What the exercise asks
Leave every entry as it is and write the data out in full.

Provided entries
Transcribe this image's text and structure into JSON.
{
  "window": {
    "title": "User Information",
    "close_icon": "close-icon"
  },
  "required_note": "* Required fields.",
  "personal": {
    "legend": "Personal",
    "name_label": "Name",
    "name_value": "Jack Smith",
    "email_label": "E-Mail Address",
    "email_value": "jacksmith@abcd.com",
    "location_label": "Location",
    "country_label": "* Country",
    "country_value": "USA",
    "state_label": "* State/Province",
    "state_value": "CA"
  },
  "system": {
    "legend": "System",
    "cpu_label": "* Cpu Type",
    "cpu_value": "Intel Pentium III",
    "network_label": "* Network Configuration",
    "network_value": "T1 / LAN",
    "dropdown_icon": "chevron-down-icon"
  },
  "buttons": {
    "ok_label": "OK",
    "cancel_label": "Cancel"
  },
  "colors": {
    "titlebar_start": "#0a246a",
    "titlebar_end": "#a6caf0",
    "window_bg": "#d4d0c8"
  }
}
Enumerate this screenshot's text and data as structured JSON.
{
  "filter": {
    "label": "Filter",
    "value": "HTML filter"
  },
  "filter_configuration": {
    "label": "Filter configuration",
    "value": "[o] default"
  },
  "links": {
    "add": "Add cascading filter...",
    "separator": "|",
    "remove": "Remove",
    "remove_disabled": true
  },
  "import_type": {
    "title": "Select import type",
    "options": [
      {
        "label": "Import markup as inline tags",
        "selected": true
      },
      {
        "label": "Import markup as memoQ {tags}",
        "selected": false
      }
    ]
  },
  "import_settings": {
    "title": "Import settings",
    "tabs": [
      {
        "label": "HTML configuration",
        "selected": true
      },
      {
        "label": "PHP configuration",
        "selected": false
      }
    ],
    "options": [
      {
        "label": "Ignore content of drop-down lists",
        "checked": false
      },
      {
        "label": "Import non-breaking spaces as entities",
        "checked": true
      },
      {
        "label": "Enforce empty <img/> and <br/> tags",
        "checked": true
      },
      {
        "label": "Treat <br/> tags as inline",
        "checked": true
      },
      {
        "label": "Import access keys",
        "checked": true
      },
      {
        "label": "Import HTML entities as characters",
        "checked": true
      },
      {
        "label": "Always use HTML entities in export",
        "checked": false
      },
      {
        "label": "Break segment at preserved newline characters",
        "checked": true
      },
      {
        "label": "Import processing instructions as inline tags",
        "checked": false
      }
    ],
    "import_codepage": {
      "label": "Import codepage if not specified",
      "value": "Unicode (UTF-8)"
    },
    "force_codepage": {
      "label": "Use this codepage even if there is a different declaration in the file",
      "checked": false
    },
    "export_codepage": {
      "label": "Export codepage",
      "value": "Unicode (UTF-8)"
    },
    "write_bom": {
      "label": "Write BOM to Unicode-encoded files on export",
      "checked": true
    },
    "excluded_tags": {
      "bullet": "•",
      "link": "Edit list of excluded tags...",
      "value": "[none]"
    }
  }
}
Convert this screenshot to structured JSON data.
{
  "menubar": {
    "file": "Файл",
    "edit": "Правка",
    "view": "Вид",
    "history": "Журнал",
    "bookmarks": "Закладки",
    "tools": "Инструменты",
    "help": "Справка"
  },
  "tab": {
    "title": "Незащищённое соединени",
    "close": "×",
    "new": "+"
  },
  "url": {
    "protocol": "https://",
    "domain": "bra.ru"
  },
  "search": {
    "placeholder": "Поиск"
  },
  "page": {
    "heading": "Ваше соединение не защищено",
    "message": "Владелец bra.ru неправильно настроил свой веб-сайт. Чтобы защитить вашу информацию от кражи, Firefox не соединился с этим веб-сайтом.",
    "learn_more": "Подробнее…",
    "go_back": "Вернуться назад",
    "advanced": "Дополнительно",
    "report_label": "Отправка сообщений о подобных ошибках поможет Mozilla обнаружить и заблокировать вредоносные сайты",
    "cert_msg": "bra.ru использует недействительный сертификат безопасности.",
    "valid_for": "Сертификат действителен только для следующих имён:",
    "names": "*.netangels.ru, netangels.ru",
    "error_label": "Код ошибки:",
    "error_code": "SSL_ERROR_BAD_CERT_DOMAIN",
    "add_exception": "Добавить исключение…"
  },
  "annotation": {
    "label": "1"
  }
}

Exercise response
Transcribe this image's text and structure into JSON.
{
  "window": {
    "title": "User Information",
    "close_icon": "close-icon"
  },
  "required_note": "* Required fields.",
  "personal": {
    "legend": "Personal",
    "name_label": "Name",
    "name_value": "Jack Smith",
    "email_label": "E-Mail Address",
    "email_value": "jacksmith@abcd.com",
    "location_label": "Location",
    "country_label": "* Country",
    "country_value": "USA",
    "state_label": "* State/Province",
    "state_value": "CA"
  },
  "system": {
    "legend": "System",
    "cpu_label": "* Cpu Type",
    "cpu_value": "Intel Pentium III",
    "network_label": "* Network Configuration",
    "network_value": "T1 / LAN",
    "dropdown_icon": "chevron-down-icon"
  },
  "buttons": {
    "ok_label": "OK",
    "cancel_label": "Cancel"
  },
  "colors": {
    "titlebar_start": "#0a246a",
    "titlebar_end": "#a6caf0",
    "window_bg": "#d4d0c8"
  }
}
Enumerate this screenshot's text and data as structured JSON.
{
  "filter": {
    "label": "Filter",
    "value": "HTML filter"
  },
  "filter_configuration": {
    "label": "Filter configuration",
    "value": "[o] default"
  },
  "links": {
    "add": "Add cascading filter...",
    "separator": "|",
    "remove": "Remove",
    "remove_disabled": true
  },
  "import_type": {
    "title": "Select import type",
    "options": [
      {
        "label": "Import markup as inline tags",
        "selected": true
      },
      {
        "label": "Import markup as memoQ {tags}",
        "selected": false
      }
    ]
  },
  "import_settings": {
    "title": "Import settings",
    "tabs": [
      {
        "label": "HTML configuration",
        "selected": true
      },
      {
        "label": "PHP configuration",
        "selected": false
      }
    ],
    "options": [
      {
        "label": "Ignore content of drop-down lists",
        "checked": false
      },
      {
        "label": "Import non-breaking spaces as entities",
        "checked": true
      },
      {
        "label": "Enforce empty <img/> and <br/> tags",
        "checked": true
      },
      {
        "label": "Treat <br/> tags as inline",
        "checked": true
      },
      {
        "label": "Import access keys",
        "checked": true
      },
      {
        "label": "Import HTML entities as characters",
        "checked": true
      },
      {
        "label": "Always use HTML entities in export",
        "checked": false
      },
      {
        "label": "Break segment at preserved newline characters",
        "checked": true
      },
      {
        "label": "Import processing instructions as inline tags",
        "checked": false
      }
    ],
    "import_codepage": {
      "label": "Import codepage if not specified",
      "value": "Unicode (UTF-8)"
    },
    "force_codepage": {
      "label": "Use this codepage even if there is a different declaration in the file",
      "checked": false
    },
    "export_codepage": {
      "label": "Export codepage",
      "value": "Unicode (UTF-8)"
    },
    "write_bom": {
      "label": "Write BOM to Unicode-encoded files on export",
      "checked": true
    },
    "excluded_tags": {
      "bullet": "•",
      "link": "Edit list of excluded tags...",
      "value": "[none]"
    }
  }
}
Convert this screenshot to structured JSON data.
{
  "menubar": {
    "file": "Файл",
    "edit": "Правка",
    "view": "Вид",
    "history": "Журнал",
    "bookmarks": "Закладки",
    "tools": "Инструменты",
    "help": "Справка"
  },
  "tab": {
    "title": "Незащищённое соединени",
    "close": "×",
    "new": "+"
  },
  "url": {
    "protocol": "https://",
    "domain": "bra.ru"
  },
  "search": {
    "placeholder": "Поиск"
  },
  "page": {
    "heading": "Ваше соединение не защищено",
    "message": "Владелец bra.ru неправильно настроил свой веб-сайт. Чтобы защитить вашу информацию от кражи, Firefox не соединился с этим веб-сайтом.",
    "learn_more": "Подробнее…",
    "go_back": "Вернуться назад",
    "advanced": "Дополнительно",
    "report_label": "Отправка сообщений о подобных ошибках поможет Mozilla обнаружить и заблокировать вредоносные сайты",
    "cert_msg": "bra.ru использует недействительный сертификат безопасности.",
    "valid_for": "Сертификат действителен только для следующих имён:",
    "names": "*.netangels.ru, netangels.ru",
    "error_label": "Код ошибки:",
    "error_code": "SSL_ERROR_BAD_CERT_DOMAIN",
    "add_exception": "Добавить исключение…"
  },
  "annotation": {
    "label": "1"
  }
}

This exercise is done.